|Terry Marsden||Cardiff University|
|Patrick Mooney||University of Kentucky|
|© 2006||528 pages||SAGE Publications Ltd|
|For more information, please contact Customer Service at 1-800-818-7243|
"This Handbook powerfully demonstrates that rural spaces, rural societies and rural natures are at the very forefront of critical social science endeavour. Read this book, become a rural social scientist."
—Henry Buller, University of Exeter
"An outstandingly comprehensive review of theory, research and the study of rural questions…an essential reference for students, scholars, politicians, developers and rural activists."
—Imre Kovach, Institute for Political Sciences, Budapest
"This collection is an essential addition to any rural scholar’s library and will be a critical resource for both established rural scholars and rising graduate students interested in rural research topics."
—Peter B. Nelson, Middlebury College
"The Handbook of Rural Studies is a tour de force on changing rural people and places in a rapidly urbanizing global economy -- the most comprehensive interdisciplinary treatment of 'rural' available anywhere. This is absolutely must reading for social scientists concerned about finding a prominent place for 'rural' in scholarly discourse, institutional analysis, and public policy debates on the political economy of space."
—Daniel T. Lichter, Cornell University
The Handbook of Rural Studies represents the vitality and theoretical innovation at work in rural studies. It shows how political economy and the "cultural turn" have led to very significant new thinking in the cultural representations of: rurality; nature; sustainability; new economies; power and rurality; new consumerism; and exclusion and rurality.
It is organized in three sections: approaches to rural studies; rural research: key theoretical co-ordinates and new rural relations.
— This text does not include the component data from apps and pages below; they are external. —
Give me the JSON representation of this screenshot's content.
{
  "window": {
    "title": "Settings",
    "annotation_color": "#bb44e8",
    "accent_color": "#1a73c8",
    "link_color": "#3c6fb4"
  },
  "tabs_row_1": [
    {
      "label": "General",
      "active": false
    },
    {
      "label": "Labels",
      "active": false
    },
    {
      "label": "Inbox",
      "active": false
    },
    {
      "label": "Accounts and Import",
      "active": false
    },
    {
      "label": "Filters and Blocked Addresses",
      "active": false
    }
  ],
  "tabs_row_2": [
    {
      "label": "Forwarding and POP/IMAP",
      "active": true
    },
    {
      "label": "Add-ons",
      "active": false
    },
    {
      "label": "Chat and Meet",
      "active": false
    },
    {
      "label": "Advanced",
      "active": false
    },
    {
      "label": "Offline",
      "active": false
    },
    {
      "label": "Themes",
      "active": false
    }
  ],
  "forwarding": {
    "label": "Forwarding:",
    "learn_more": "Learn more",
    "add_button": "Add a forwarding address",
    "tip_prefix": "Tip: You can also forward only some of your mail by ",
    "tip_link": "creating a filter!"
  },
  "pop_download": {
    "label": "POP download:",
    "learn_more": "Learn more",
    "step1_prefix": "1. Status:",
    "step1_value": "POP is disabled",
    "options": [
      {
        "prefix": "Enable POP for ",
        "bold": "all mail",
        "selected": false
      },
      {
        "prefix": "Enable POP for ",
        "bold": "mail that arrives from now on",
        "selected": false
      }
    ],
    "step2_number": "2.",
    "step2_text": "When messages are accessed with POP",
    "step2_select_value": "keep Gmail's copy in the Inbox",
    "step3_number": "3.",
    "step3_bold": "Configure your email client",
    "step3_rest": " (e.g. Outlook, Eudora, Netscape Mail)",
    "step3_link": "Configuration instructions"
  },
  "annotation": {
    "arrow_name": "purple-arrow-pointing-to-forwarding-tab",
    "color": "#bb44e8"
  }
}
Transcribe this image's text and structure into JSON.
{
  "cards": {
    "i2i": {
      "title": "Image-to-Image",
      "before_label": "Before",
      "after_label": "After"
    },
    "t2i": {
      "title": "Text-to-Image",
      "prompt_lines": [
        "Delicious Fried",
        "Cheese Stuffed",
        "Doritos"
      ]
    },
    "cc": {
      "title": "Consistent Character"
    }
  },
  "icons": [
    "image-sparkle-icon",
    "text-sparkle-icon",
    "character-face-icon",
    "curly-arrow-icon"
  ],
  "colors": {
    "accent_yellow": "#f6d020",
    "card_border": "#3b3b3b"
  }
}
In a rich and textured discussion, the Handbook of Rural Studies explains the key moments in which the theorization of culture, nature, politics, agency, and space in rural contexts have transmitted ideas back into wider social science.